Now that we’ve got that sorted out, let’s look at how these words function grammatically within sentences:





The sun




Her hand

Notice how ‘rise’ does not need an object to make sense but ‘raise’ does? That’s because of their inherent nature as intransitive and transitive verbs respectively.

It might seem tricky at first but practice using them correctly and soon enough, you’ll be able to spot which one fits naturally in conversation or writing!

Practical Examples of ‘Rise’ and ‘Rise’ in Sentences

Let’s dive right into the practical examples to further illustrate the distinction between “rise” and “raise”. These words, while seemingly similar, have unique usages that set them apart.

To start with, “rise” is an intransitive verb. This means it doesn’t require a direct object. It’s often used when something moves upward by itself. Let me give you some examples:

  • The sun rises in the East.

  • My spirits rise whenever I hear that song.

  • Watch how the dough rises after you’ve added the yeast.

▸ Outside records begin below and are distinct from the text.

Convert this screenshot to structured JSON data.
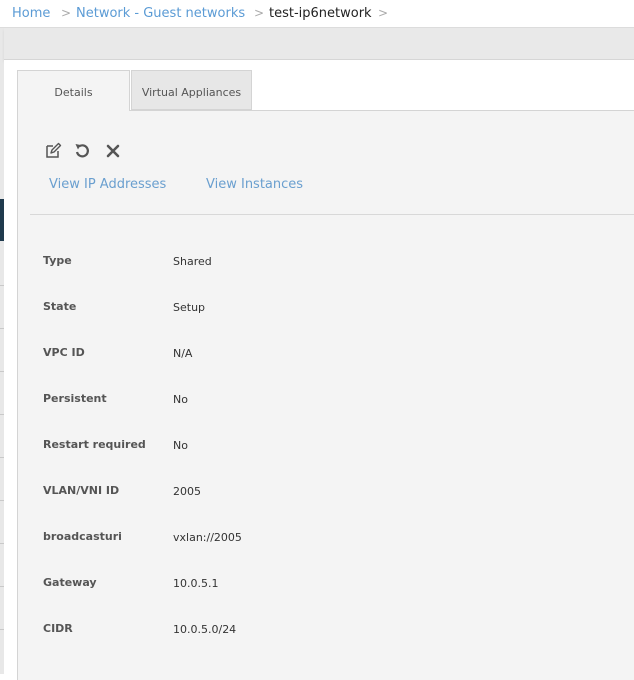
{
  "breadcrumb": {
    "items": [
      "Home",
      "Network - Guest networks",
      "test-ip6network"
    ],
    "separator": ">"
  },
  "tabs": {
    "details": "Details",
    "virtual_appliances": "Virtual Appliances"
  },
  "actions": {
    "icons": [
      "edit-icon",
      "restart-icon",
      "delete-icon"
    ]
  },
  "links": {
    "view_ip_addresses": "View IP Addresses",
    "view_instances": "View Instances"
  },
  "details": [
    {
      "label": "Type",
      "value": "Shared"
    },
    {
      "label": "State",
      "value": "Setup"
    },
    {
      "label": "VPC ID",
      "value": "N/A"
    },
    {
      "label": "Persistent",
      "value": "No"
    },
    {
      "label": "Restart required",
      "value": "No"
    },
    {
      "label": "VLAN/VNI ID",
      "value": "2005"
    },
    {
      "label": "broadcasturi",
      "value": "vxlan://2005"
    },
    {
      "label": "Gateway",
      "value": "10.0.5.1"
    },
    {
      "label": "CIDR",
      "value": "10.0.5.0/24"
    }
  ],
  "colors": {
    "link": "#5b9bd5",
    "panel_bg": "#f4f4f4",
    "sidebar_active": "#1f3a4d"
  }
}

On the other hand, we’ve got “raise”, which is a transitive verb. In contrast to “rise”, it requires a direct object – something or someone must be doing the raising. Here are some instances where you’d use “raise”:

  • Can anyone help me raise this window?

  • They’re trying to raise money for charity.

  • Please raise your hand if you have a question.

Now let’s see these words side by side:





I’ll just sit here until my mood rises.

Your mood lifts on its own; no one is raising it for you.


I need to raise my grade in this class.

You (or perhaps a tutor) will be taking action to improve your grade.

Keep these rules and examples handy as they can serve as your guide when deciding whether to use “rise” or “raise”. Remember: If an item or emotion ascends on its own accord, opt for ‘rise’. If there’s someone causing that ascent – making it happen – then ‘raise’ is your word!

And there we go! Clear-cut distinctions between two commonly confused verbs along with practical illustrations – all designed to make your grammar journey smoother!

Conclusion: Mastering the Use of ‘Rise’ and ‘Raise’

We’ve come a long way in understanding the distinction between ‘rise’ and ‘raise’. I trust you’ll find these insights handy in your future writing endeavors.

Remember, it’s all about context. The verb ‘rise’ is used without an object and signifies something moving upwards by itself. On the other hand, ‘raise’ requires an object to act upon – it means to lift or elevate something else.

Let’s look at some examples:

  • “The sun rises in the east.” (Here, we’re not helping the sun to rise; it does so on its own.)

  • “Please raise your hands if you have any questions.” (You are being asked to lift up your own hands.)

Isn’t that simple? It may seem tricky at first but with practice, you’ll get the hang of it.

It also helps to remember their past tenses: ‘rose’ for ‘rise’, and ‘raised’ for ‘raise’. For instance:

  • “The bread rose beautifully in the oven.”

  • “She raised her eyebrows in surprise.”

I encourage you to keep practicing these distinctions. You might even think of making up sentences yourself or spotting them while reading a book or watching a movie.

Finally, don’t worry if you stumble along the way. Even native English speakers sometimes mix up these verbs! So keep learning, keep practicing and before long, you’ll be using ‘rise’ and ‘raise’ like a pro.

Leave a Comment